Kino Lorber’s 4K Ultra HD sits inside a black amaray case alongside a Blu-ray of the film (utilizing the same 4K presentation, but in 1080p), and an insert featuring the original Italian poster artwork with English text. The following extras are included on each disc:
DISC ONE (UHD)
- Audio Commentary with Joseph McBride
- Audio Commentary with Bruce Block
DISC TWO (BD)
- Audio Commentary with Joseph McBride
- Audio Commentary with Bruce Block
- Magic Time: The Art of Jack Lemmon (SD – 29:36)
- Inside The Apartment (SD – 12:47)
- Theatrical Trailer (HD – 2:21)

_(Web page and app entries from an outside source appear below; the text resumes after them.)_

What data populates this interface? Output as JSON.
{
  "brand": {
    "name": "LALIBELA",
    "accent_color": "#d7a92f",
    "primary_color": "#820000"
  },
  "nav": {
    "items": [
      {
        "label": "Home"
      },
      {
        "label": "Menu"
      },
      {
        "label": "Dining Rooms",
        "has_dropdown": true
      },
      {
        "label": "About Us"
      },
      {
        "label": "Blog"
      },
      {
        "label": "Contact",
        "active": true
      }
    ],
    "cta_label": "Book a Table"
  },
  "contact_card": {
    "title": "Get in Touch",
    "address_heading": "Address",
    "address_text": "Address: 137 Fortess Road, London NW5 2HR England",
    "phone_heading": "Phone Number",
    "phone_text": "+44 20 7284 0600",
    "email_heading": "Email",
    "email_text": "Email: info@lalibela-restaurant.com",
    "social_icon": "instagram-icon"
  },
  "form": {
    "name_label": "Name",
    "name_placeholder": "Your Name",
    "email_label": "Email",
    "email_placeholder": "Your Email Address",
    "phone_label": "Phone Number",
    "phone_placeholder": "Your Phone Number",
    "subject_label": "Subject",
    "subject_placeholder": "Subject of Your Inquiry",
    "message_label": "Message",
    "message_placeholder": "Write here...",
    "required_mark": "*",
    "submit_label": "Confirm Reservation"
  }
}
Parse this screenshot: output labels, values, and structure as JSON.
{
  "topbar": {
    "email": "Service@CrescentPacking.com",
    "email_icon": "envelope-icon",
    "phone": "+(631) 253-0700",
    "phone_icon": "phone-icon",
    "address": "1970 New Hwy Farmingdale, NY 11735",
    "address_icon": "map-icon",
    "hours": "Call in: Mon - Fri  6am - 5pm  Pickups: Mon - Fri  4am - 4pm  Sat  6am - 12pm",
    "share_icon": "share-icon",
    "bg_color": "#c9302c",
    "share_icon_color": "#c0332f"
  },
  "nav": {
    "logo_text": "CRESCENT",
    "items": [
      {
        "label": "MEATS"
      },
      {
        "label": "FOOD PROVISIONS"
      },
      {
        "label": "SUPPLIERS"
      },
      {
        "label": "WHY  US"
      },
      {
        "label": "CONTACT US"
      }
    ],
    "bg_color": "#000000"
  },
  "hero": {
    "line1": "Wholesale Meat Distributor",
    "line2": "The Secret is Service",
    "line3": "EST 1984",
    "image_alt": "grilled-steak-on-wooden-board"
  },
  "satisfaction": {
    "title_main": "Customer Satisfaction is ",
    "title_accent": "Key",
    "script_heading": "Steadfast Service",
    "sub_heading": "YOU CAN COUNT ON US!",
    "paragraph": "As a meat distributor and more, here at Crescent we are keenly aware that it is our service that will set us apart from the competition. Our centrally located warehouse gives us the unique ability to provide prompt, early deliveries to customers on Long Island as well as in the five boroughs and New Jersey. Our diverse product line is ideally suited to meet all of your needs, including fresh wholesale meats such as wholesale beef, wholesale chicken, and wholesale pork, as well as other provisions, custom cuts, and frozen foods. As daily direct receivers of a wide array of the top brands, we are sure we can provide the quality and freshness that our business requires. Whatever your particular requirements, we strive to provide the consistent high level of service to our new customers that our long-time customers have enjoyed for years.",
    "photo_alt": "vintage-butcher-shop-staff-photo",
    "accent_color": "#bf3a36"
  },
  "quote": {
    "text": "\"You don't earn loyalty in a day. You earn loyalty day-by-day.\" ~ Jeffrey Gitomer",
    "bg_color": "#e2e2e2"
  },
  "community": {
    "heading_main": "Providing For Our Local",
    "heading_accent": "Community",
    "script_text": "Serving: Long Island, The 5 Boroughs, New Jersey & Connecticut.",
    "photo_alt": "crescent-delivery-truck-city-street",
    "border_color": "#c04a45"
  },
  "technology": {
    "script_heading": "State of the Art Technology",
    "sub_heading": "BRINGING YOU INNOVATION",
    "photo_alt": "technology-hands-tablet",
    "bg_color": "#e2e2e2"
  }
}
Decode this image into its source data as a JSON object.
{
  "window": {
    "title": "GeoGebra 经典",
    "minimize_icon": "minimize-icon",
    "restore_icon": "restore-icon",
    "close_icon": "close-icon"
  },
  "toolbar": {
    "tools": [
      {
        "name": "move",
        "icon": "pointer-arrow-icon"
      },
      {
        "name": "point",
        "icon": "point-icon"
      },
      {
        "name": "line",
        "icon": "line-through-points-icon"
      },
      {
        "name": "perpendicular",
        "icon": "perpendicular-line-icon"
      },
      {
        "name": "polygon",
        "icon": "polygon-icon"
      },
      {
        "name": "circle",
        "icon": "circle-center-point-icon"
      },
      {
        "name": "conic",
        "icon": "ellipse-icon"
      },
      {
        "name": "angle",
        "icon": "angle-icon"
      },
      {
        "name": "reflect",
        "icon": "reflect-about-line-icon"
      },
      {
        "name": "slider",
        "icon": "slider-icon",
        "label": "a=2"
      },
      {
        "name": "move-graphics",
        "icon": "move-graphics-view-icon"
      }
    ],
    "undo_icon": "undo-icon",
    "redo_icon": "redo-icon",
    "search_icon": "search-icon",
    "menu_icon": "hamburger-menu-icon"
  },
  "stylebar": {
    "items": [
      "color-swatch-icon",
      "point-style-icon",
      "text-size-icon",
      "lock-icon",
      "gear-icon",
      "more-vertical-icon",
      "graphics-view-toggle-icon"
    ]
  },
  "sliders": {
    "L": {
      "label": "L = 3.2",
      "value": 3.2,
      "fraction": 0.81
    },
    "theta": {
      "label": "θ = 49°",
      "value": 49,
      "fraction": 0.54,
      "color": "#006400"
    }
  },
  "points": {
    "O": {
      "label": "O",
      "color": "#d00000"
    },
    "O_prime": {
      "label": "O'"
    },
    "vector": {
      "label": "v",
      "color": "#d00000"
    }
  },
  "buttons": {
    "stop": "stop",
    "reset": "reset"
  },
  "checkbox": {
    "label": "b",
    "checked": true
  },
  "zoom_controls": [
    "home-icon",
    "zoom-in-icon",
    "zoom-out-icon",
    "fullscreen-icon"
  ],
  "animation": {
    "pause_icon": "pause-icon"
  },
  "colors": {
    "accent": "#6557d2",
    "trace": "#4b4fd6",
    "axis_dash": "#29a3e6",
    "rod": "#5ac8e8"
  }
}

- Some Like It Hot Trailer (HD – 2:23)
- Irma La Douce Trailer (SD – 3:53)
- The Fortune Cookie Trailer (HD – 2:37)
- Avanti! Trailer (SD – 2:39)
- The Front Page Trailer (SD – 2:37)
Film historian and biographer Joseph McBride, author of Billy Wilder: Dancing on the Edge, provides a new audio commentary (as he did for the 4K Ultra HD release of Some Like It Hot), detailing many facets of the film, including backgrounds on members of the cast and crew, especially Wilder. He also reads various reviews written about the film at the time, many of which are fascinatingly off the mark. It’s yet another solid, entertaining, and informative track. Also included is the 2008 audio commentary featuring film historian Bruce Block, which is also quite good. Next is a pair of archival featurettes, Inside the Apartment and Magic Time: The Art of Jack Lemmon. Last is the original theatrical trailer, and trailers for other Kino Lorber releases.
A number of extras from the Arrow Academy Blu-ray release have not been carried over, including The Key to The Apartment, an appreciation of the film by film historian Philip Kemp; Kemp discussing two of the film’s key scenes via an additional audio commentary; The Flawed Couple, an essay on the film by filmmaker David Cairns; A Letter to Castro, an interview with actress Hope Holiday; An Informal Conversation with Billy Wilder, an archival interview with Wilder from the Writers Guild Foundation’s Oral Histories series, which is partially narrated by Jack Lemmon; the aforementioned Restoration Showreel; the film’s original screenplay in .PDF form via BD-ROM; and The Apartment: Selected Writings, a 150-page hardcover booklet with the essays Sweet and Sour: The Greatness of Billy Wilder’s The Apartment by Neil Sinyard, Broken Mirrors: Illusion and Disillusion in Billy Wilder’s “Diamond Comedies” by Kat Ellinger, and “Shut Up and Deal”: The Changing Candor of 1960s Hollywood Cinema... Morality-Wise by Travis Crawford and Heather Hyche, as well as restoration details.
Almost sixty years since its release, The Apartment still feels as fresh and irreverent as ever. The setting is certainly dated, but its amusing and romantic nature have never waned. It was nominated for many Academy Awards, winning for Best Picture, Best Director, Best Screenplay, Best Editing, and Best Art Direction (as well as additional BAFTA wins for Jack Lemmon and Shirley MacLaine). It also managed to do double its business at the box office. It’s certainly a film with legs that continues age beautifully. Though Kino Lorber’s 4K Ultra HD lacks many of the extras from Arrow Academy’s Blu-ray release, it’s a worthy upgrade nonetheless. Highly recommended!
- Tim Salmons